Workers are entitled to the benefits of a competitive market for their employment, and we are committed to protecting them from harmful conduct that stifles competition and can lead to decreased wages, less attractive benefits, or even lost job opportunities. We’re redoubling our efforts to help identify and deter anticompetitive conduct in hiring and employment practices that harm workers, such as agreements among competitors not to recruit each others’ employees or agreements to fix wages. These are serious violations and the division will act if it uncovers evidence of unlawful conduct in the employment context.
Antitrust violations can have severe consequences. HR professionals as well as their employers may both be subject to criminal fines and may face substantial civil liability, including treble damages lawsuits by those injured by the anticompetitive conduct. The individuals involved may face jail time. Going forward, the division intends to criminally investigate naked no-poaching or wage-fixing agreements unrelated or unnecessary to a larger legitimate collaboration between employers. These types of agreements eliminate competition in the same irredeemable way as agreements among competitors to fix the prices of goods or allocate customers, which have traditionally been criminally investigated and prosecuted as hardcore cartel conduct.
The antitrust laws also apply to firms’ decisions to share sensitive information, such as compensation information, with competing employers, either directly or through third party entities. Information sharing may violate antitrust law unless the information exchange is carefully designed to prevent harm to competition.

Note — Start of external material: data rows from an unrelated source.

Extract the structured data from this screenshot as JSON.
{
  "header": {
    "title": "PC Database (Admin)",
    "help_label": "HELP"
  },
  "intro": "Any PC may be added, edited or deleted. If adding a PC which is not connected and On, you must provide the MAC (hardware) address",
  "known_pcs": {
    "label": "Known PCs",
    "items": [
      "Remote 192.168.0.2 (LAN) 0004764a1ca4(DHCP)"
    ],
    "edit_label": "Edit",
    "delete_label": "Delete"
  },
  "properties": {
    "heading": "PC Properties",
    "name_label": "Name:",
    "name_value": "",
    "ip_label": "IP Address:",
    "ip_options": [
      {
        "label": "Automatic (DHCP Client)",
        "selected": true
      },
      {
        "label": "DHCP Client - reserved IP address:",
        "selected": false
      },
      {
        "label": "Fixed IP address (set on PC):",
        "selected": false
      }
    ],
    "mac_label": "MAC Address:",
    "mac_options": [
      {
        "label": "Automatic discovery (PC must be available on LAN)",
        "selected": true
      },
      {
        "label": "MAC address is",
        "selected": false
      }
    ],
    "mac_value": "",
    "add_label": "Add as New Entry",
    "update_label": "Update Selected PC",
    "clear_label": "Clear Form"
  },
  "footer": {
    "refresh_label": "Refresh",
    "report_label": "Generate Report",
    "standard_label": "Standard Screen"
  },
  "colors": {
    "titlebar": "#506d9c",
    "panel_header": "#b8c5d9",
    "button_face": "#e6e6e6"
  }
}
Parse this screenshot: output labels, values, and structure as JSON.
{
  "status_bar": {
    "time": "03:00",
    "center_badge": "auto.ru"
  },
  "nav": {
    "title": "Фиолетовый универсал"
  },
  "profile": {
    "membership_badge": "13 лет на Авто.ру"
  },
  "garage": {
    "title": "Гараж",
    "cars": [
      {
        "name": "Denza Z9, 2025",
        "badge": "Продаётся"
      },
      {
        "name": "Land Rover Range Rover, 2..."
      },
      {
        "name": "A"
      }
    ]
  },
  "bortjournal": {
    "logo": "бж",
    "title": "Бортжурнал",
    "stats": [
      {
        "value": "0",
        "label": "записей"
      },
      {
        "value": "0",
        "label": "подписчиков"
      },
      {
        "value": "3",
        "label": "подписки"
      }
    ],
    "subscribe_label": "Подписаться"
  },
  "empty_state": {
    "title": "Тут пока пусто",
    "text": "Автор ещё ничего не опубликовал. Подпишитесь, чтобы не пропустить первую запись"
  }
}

The agencies’ joint guidance includes a Q&A section that explains how antitrust law applies to various scenarios that HR professionals might encounter in their daily work lives. We also urge HR professionals and others who have information about possible antitrust violations to contact the Justice Department Antitrust Division’s Citizen Complaint Center or the Federal Trade Commission’s Bureau of Competition.
This quick reference card is a handy reference point for some of this information in a convenient, index-card-sized format. The card provides a list of antitrust red flags that HR professionals should look out for during their day-to-day work. The listed situations are not exhaustive, and the existence of a red flag does not necessarily imply an antitrust violation. Still, HR professionals should proceed with particular caution if they are confronted with any of the scenarios listed on the card.